**** Input data

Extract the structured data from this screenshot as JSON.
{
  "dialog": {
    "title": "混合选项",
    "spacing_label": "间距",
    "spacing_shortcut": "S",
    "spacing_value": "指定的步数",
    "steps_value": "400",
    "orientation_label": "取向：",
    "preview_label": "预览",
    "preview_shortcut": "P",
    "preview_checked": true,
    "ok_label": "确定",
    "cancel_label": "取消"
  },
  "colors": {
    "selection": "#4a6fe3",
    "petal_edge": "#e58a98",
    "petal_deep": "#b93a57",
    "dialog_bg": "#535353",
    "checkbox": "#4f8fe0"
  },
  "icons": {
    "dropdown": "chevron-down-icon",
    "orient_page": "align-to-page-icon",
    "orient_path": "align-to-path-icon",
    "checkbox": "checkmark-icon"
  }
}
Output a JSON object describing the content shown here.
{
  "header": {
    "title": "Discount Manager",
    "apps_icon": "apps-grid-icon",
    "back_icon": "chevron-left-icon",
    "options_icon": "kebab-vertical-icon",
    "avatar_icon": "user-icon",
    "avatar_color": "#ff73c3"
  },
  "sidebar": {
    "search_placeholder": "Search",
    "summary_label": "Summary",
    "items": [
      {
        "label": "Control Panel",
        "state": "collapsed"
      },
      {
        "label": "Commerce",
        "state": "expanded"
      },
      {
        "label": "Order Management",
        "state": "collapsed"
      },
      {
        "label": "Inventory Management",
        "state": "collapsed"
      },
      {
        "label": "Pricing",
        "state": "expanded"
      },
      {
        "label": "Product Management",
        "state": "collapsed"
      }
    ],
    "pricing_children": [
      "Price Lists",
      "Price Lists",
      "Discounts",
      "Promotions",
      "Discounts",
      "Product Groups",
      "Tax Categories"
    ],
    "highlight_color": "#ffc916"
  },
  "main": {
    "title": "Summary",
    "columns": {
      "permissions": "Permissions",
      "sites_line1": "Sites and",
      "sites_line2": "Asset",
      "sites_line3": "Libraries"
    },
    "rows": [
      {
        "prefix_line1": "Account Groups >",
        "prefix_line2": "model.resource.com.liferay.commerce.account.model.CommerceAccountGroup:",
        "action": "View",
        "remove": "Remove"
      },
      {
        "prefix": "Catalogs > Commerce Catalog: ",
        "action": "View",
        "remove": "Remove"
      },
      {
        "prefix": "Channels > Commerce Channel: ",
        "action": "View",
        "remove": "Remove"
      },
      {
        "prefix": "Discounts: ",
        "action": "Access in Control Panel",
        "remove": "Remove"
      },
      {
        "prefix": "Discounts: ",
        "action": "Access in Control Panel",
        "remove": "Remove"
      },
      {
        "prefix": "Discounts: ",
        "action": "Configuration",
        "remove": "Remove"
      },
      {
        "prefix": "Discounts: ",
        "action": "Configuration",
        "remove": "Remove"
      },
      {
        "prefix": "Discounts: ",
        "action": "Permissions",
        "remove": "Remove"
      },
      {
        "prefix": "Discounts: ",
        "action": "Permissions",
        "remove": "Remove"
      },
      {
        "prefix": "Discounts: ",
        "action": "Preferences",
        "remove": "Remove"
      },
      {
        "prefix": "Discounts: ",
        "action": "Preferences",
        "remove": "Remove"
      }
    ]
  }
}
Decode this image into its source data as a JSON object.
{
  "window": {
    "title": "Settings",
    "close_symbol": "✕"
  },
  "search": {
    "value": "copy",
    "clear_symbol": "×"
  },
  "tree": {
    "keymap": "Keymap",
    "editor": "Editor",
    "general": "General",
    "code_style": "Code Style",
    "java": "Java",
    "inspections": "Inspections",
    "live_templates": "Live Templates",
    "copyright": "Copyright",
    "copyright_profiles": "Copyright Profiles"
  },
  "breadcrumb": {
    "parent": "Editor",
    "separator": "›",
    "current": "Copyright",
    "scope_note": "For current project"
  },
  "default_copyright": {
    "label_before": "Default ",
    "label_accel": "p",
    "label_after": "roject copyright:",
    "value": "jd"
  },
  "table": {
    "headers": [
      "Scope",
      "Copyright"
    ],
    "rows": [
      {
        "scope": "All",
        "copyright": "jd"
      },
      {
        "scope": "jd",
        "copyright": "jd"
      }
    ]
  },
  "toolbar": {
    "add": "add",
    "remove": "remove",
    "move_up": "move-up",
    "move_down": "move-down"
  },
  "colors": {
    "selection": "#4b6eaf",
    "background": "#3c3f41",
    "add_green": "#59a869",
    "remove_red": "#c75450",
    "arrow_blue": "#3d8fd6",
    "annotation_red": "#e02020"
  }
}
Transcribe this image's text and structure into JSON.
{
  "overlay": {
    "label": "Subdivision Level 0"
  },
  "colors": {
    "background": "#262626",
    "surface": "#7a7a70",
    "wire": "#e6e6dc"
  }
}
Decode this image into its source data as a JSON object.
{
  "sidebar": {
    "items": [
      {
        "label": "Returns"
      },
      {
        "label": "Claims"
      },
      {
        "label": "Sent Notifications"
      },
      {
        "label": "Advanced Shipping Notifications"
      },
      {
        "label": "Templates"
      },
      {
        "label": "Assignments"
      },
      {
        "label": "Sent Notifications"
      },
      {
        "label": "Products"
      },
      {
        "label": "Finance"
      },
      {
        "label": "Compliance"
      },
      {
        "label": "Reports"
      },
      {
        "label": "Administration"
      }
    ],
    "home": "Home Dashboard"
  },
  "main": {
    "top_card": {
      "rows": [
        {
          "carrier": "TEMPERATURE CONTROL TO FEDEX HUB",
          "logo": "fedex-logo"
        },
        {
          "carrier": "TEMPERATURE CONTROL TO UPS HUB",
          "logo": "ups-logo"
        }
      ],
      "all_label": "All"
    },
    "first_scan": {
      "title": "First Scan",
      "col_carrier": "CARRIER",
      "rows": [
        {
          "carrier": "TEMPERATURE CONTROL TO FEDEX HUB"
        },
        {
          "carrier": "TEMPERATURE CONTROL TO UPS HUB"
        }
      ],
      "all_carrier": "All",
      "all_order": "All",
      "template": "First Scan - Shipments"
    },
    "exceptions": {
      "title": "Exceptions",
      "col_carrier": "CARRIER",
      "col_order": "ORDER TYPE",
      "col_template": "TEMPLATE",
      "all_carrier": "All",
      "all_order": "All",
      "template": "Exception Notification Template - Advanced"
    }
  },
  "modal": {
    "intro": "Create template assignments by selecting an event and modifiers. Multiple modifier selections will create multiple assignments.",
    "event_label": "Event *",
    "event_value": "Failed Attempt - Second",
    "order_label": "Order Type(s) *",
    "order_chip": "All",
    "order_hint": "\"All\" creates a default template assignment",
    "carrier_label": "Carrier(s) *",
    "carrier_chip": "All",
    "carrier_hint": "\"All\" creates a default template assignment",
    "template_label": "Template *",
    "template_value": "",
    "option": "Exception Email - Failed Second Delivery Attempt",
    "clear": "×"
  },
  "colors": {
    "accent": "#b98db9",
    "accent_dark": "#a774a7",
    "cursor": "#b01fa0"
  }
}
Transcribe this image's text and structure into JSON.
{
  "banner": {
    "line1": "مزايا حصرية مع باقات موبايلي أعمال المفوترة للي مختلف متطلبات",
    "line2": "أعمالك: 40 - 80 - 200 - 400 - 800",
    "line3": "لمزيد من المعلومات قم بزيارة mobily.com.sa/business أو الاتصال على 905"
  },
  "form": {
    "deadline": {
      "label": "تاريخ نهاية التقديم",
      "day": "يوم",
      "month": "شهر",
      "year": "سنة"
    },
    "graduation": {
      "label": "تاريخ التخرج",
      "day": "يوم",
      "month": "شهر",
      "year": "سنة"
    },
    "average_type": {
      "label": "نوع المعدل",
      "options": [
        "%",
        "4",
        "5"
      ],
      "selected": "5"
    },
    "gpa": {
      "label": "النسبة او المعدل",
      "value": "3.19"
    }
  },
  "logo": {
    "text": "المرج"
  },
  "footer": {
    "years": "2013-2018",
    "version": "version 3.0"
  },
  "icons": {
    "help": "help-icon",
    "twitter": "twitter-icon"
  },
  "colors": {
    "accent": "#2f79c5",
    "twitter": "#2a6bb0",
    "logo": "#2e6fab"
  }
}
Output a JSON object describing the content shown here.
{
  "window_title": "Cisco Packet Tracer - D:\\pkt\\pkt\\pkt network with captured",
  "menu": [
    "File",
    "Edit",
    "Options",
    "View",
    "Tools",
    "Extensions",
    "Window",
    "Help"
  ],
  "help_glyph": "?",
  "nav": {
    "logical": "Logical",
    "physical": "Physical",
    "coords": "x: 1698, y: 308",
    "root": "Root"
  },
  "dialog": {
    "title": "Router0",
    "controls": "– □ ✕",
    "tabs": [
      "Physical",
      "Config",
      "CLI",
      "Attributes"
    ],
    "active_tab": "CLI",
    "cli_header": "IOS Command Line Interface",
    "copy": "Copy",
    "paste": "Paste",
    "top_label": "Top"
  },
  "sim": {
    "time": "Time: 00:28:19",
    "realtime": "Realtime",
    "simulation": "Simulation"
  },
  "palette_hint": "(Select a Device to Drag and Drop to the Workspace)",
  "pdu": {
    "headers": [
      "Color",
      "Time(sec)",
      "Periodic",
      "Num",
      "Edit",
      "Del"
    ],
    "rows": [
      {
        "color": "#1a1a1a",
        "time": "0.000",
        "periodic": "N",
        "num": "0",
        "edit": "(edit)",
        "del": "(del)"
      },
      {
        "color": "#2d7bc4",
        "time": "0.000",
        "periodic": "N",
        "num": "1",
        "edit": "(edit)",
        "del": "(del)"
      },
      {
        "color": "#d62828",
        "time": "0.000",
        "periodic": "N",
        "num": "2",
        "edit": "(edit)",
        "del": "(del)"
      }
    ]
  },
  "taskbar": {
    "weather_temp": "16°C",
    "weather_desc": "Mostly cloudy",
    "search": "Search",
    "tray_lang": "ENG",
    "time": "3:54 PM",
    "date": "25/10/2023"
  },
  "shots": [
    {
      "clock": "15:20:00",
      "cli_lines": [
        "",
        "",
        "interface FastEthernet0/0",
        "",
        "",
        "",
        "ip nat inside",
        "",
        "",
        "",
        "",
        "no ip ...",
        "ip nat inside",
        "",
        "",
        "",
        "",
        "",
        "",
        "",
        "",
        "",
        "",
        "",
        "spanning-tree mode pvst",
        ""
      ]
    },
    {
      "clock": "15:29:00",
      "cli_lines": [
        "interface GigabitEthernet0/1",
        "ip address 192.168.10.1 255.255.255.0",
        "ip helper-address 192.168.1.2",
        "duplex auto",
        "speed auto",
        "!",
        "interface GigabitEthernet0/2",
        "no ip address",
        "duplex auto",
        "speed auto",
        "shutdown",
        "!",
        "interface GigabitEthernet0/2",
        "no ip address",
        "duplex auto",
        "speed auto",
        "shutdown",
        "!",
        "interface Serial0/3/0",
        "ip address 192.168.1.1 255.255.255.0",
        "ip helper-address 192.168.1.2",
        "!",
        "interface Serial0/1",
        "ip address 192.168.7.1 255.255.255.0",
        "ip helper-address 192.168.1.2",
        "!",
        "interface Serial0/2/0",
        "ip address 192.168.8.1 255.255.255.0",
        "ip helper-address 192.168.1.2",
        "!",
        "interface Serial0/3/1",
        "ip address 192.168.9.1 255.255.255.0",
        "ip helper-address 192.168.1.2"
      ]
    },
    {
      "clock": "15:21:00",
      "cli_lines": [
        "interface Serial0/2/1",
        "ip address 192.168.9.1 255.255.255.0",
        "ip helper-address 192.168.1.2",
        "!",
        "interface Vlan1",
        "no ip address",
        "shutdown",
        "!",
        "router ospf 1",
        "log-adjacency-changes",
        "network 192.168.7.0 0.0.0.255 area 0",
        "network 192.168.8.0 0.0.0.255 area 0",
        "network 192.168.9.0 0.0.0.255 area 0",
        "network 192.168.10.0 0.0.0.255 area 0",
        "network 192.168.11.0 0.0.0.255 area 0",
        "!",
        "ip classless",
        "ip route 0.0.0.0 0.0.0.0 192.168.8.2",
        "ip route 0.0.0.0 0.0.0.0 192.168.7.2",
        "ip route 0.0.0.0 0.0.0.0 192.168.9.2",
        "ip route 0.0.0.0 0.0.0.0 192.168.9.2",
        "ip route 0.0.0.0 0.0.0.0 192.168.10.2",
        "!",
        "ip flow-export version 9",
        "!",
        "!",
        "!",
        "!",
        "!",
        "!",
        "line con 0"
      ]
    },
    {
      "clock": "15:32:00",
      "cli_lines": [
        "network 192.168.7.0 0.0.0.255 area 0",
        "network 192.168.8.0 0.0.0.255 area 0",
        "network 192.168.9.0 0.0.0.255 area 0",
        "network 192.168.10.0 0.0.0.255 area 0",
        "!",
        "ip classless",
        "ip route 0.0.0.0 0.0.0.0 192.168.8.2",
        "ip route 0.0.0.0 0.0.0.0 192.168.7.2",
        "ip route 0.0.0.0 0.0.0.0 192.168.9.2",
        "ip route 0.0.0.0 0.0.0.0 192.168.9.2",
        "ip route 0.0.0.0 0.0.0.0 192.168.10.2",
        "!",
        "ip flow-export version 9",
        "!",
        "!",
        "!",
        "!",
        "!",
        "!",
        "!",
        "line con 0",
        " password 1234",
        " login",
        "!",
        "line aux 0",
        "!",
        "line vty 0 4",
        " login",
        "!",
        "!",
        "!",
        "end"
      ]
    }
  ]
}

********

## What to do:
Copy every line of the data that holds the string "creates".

## Solution:
    "order_hint": "\"All\" creates a default template assignment",
    "carrier_hint": "\"All\" creates a default template assignment",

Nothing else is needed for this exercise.